CWS and NCC Honor Ecumenical Leaders at General Assembly

2
0

INNEAPOLIS, Minn. — Individuals and agencies that have given outstanding service to the ecumenical movement in the United States and around the world were honored tonight at the 2009 General Assembly of the National Council of Churches (NCC) and Church World Service (CWS).

The annual J. Irwin Miller Award was bestowed upon Lois Dauway, interim deputy general secretary for mission and evangelism of the United Methodist Board of Global Ministries.

Dauway, who has demonstrated a lifelong commitment to racial and gender inclusiveness in the church and larger society, serves the ecumenical community in many capacities, including as a member of the Central Committee of the World Council of Churches.

Saying the ecumenical movement made her “nimble,” Dauway recounted her experience “dodging rocks” while working in the Boston school system and then dodging the “barbs and iniquities” directed at social movements.

The award is in tribute to the memory of J. Irwin Miller, the first layman to serve as president of the NCC.

NCC and CWS celebrated recipients of the honors at a dinner ceremony during their joint General Assembly in Minneapolis.

Get the Mirror in your inbox:

Rev. Dr. Lewis S. Mudge, who died in September at the age of 80, was honored posthumously with the Joseph Cardinal Bernardin Award, given to a clergy person whose life and work have significantly advanced the cause of unity among churches in the United States and internationally. Mudge edited or authored 12 books, including One Church: Catholic and Reformed (1963), The Crumbling Walls (1970), The Sense of a People (1992), The Church as Moral Community (1998), Rethinking the Beloved Community (2001) and The Gift of Responsibility (2008).

The Eugene Carson Blake Award, given this year for the first time on the centennial of Blake’s birth, commemorates this former president of the National Council of Churches (1954), founder of the Consultation of Church Union (1960) and former general secretary of the World Council of Churches, who exemplified modern ecumenism.

Honoree David A. Leslie has effectively led Ecumenical Ministries of Oregon (EMO), a statewide association of more than 100 denominations, congregations and faith-based community ministries, for more than a decade.

Leslie said it was an “honor to be able to serve” the ecumenical movement as a layperson and that the movement leads to “places where we discover our passion and gifts we didn’t know we had.”

Under his leadership EMO has established itself as a respected source for theological dialogue, a reliable provider of community-based services and a vigorous advocate for those in need.

Leslie, said his father, a Presbyterian minister, heard Eugene Carson Blake, whom the award is named for, when he was a young man, and that Blake’s words “inspired him to action.”

There were four honorees for the Assembly’s 2009 Award of Excellence, which recognizes individuals whose life and work demonstrate extraordinary achievement in furthering the ecumenical movement, meeting human needs, advocating for peace and justice, and/or providing a strong prophetic voice in the Christian community.

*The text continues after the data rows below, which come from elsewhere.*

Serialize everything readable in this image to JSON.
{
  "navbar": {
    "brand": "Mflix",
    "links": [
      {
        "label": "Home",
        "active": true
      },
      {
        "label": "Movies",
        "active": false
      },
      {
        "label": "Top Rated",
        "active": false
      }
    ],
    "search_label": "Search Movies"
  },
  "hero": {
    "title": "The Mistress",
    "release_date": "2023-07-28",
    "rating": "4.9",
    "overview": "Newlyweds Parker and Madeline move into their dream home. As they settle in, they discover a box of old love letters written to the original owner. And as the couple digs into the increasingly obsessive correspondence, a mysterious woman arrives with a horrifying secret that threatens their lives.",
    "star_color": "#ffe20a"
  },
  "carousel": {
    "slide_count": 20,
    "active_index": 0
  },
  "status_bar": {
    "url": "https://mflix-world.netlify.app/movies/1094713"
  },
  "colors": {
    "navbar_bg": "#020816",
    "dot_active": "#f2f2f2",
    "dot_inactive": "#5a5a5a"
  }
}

The first honoree, Greater Minneapolis Council of Churches, has battled poverty in Minnesota for more than five decades. GMCC operates a successful family of social service programs and recruits support across denominational lines to help struggling Minnesota families remain self-reliant. It is the largest council of churches in the nation and the largest direct-service volunteer organization in the state.

Also receiving the Award of Excellence was Deacon James Kalustian, president of the Armenian Heritage Foundation, which brings together various church communities. Kalustian is actively involved in the spiritual, cultural and philanthropic life of the Armenian Church in America, which he has represented at regional, national and international ecumenical meetings. Kalustian presently serves on the Supreme Religious Council, the highest governing body of the Armenian Apostolic Church.

Award of Excellence recipient Joan Leof, a long-time Church World Service CROP Hunger Walk supporter, has made a concerted effort to engage both the Jewish and Muslim communities of Rochester in the planning and leadership for the Walk. With a tireless commitment to promoting peace and justice locally and globally, Leof, a member of Peace United Church of Christ, serves as a lead coordinator in the congregation’s Sacred Conversation on Race, an anti-racism project of the United Church of Christ.

Rev. Katherine Austin Mahle, a leader in Minnesota’s ecumenical community for more than two decades, also was honored with the Award of Excellence. Mahle, who has been involved with both the Greater Minneapolis Council of Churches and the Minnesota Council of Churches (MCC), now serves on the Minnesota Church Foundation. Incoming NCC president, Rev. Peg Chemberlin, says of Mahle, “In the hardest times Kathi has carried forward a hopeful spirit, a spirit that believes ecumenism is one of God’s most important agendas for the church and her witness has strengthened me more often than she will ever know.”